At first glance all you’ll probably notice about this bookshelf is the clever, playful design. But if you took closer, you’ll see that it is really a whole lot more. This giraffe bookshelf is a reflection of the designer’s commitment to giving value to things we normally
think of as worthless. Angled so that books won’t fall off the shelves, it is made from recycled packaging materials like the kind used to wrap candy and instant noodles. Osisu was founded by Singh Intrachooto and Weeranuch Tanchukiat right here in Bangkok, a city that churns out over 10,000 tons of garbage every single day!
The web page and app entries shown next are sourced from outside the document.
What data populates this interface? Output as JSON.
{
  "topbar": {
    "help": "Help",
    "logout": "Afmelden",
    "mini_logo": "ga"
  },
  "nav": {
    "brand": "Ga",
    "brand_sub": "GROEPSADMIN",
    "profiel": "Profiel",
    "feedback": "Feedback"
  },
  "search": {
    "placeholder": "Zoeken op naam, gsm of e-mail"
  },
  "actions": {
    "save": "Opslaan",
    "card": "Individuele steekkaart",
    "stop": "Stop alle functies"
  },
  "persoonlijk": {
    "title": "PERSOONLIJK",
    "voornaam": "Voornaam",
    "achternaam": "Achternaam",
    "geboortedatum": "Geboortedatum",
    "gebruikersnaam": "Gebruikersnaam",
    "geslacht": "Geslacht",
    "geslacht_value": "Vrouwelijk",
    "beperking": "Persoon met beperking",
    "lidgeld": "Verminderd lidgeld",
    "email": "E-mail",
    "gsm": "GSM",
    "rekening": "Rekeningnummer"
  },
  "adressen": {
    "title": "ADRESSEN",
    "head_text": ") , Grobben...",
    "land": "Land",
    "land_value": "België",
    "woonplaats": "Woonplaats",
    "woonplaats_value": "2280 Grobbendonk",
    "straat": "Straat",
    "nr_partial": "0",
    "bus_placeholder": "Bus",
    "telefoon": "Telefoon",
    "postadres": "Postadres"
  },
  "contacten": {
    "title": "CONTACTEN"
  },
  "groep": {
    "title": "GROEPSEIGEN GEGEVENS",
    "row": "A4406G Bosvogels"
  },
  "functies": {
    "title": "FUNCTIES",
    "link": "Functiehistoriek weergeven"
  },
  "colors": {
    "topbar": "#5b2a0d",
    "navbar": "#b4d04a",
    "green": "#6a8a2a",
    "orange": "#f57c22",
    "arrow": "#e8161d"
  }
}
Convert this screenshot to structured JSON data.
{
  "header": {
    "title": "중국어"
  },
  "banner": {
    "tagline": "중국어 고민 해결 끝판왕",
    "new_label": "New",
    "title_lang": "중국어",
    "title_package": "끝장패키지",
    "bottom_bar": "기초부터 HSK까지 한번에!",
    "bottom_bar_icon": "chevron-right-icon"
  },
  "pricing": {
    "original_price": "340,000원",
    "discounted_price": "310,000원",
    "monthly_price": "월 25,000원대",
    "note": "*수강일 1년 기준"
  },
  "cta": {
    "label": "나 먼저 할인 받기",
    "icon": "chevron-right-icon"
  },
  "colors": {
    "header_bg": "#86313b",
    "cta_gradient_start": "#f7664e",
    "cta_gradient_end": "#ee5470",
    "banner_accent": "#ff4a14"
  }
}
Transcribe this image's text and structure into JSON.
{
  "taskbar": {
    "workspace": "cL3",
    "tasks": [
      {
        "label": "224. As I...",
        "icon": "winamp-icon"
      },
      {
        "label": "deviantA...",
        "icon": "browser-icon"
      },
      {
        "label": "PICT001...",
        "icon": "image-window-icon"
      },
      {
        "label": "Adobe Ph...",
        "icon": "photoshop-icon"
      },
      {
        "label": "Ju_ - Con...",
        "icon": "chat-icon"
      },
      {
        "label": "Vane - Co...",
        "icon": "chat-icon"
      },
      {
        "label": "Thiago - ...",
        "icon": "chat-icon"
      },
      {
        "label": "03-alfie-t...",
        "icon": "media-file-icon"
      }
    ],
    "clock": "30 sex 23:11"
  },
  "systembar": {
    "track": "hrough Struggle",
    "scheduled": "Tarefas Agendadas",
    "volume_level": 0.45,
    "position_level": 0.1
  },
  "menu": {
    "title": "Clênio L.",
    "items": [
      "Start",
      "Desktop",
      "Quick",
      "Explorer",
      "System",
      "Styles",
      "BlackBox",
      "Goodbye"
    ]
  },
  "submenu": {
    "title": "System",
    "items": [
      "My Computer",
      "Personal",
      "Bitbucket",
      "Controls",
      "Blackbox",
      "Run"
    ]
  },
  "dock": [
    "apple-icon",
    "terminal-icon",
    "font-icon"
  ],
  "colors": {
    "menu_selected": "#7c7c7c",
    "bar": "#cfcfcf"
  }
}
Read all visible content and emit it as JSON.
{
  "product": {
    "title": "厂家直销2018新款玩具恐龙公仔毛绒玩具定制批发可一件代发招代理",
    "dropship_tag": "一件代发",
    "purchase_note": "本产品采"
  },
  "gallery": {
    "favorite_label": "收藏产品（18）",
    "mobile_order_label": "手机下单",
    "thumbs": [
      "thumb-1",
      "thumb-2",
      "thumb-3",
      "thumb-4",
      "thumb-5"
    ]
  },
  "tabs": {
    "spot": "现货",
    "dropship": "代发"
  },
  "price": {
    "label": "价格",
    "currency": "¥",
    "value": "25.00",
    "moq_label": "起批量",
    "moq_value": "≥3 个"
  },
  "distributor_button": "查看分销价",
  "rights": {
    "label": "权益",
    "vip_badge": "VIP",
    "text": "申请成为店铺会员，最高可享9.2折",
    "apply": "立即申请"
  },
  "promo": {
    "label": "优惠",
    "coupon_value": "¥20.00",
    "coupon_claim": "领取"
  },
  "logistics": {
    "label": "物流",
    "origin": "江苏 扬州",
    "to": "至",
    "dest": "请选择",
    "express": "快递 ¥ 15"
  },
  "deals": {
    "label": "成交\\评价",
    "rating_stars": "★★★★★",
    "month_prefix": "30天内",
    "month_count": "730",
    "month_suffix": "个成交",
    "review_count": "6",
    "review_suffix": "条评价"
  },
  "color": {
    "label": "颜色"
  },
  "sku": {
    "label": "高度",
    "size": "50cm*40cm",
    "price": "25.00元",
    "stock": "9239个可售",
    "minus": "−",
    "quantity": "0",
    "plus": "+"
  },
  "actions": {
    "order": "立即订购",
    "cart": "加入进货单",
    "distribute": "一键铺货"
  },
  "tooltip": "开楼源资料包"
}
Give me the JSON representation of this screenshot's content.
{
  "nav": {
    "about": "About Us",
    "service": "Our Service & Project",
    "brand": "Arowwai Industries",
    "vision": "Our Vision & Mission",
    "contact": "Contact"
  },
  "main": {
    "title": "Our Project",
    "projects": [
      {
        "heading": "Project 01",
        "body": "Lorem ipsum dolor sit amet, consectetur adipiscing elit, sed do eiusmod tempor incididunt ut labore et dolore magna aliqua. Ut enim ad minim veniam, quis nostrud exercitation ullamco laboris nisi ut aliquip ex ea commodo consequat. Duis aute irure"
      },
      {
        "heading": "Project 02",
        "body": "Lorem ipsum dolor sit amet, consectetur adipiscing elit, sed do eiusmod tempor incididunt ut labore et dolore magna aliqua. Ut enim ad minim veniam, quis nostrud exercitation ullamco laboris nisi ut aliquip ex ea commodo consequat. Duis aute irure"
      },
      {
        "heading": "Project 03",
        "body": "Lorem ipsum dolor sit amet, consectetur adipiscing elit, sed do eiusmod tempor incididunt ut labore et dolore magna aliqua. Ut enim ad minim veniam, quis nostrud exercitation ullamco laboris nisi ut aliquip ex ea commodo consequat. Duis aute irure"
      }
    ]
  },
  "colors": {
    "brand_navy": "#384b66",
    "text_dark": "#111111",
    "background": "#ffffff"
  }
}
The company’s founders are determined to explore the creative possibilities of waste products like milk cartons, wood scraps and printed matter. They are developing technologies for turning each of these materials into original products that are sturdy and also environmentally-friendly.
Corradino d’Ascanio, Piaggio
Piaggio, Vespa’s manufacturer, originally made war planes. Under Allied agreements, at the end of WW2, the company was no longer allowed to manufacture aircraft. Enrico Piaggio decided to create a stylish scooter that was fast and easy to use – a modern design for the masses. Corrandino d’Ascanio who designed the first modern helicopter created a friendly curved metal body-shell which turned Vespa into an icon of everyday Italian style, and an expression of fereedom after years of fascist oppression.
Who cares if the juice spills?
Juicy Salif (1990)
Philippe Starck, Alessi
Though Juicy Salif looks great, it is impossibly awkward to
use. Try squeezing a lemon on it, and the juice spills all
over the counter. “Don’t think about the Juicy Salif as a functional object”. Says Philippe Starck, see it as a stylish conversation starter. As one of the iconic objects of late
20th century design. Juicy Salif captureds the French
fondness for style abstract forms and produced Juicy Salif
in 1991. Made of cast aluminium, it sits on kitchen like a spidery creature from another planet.
Class and creative imperialism
It is ironic that as the British Empire declined, British creativity began to rule the world, especially in fashion, music and industrial design
Rooted in the enduring influence of the British class system, the most striking British creative expressions have struggled with issues of class dynamics,. Witty and quietly subversive, irony is a recurrent device in British creative culture. British modern design has a unique ability to tap into social dialectics. Nowhere else in the world does the class system generate such creativity.
Polyprop chair (1962)
Robin Day, Hille
was unique as a chair that was affordable and appealing to the masses. It also went on to sell in
the millions around the world. In 1949, the British furniture manufacturer, Hille, invited Robin Day to
explore low-cost designs using new materials, such
as polyprophylene. Like many designers during the post-war period, Day was interested to resolve practical design issues in the most efficient and cost-effective way. As a result he created one of his most inuentialdesigns, the Polyprop – a light, stackable chair, made from a single piece of injection-moulded polypropylene, back mounted on steel tubular legs.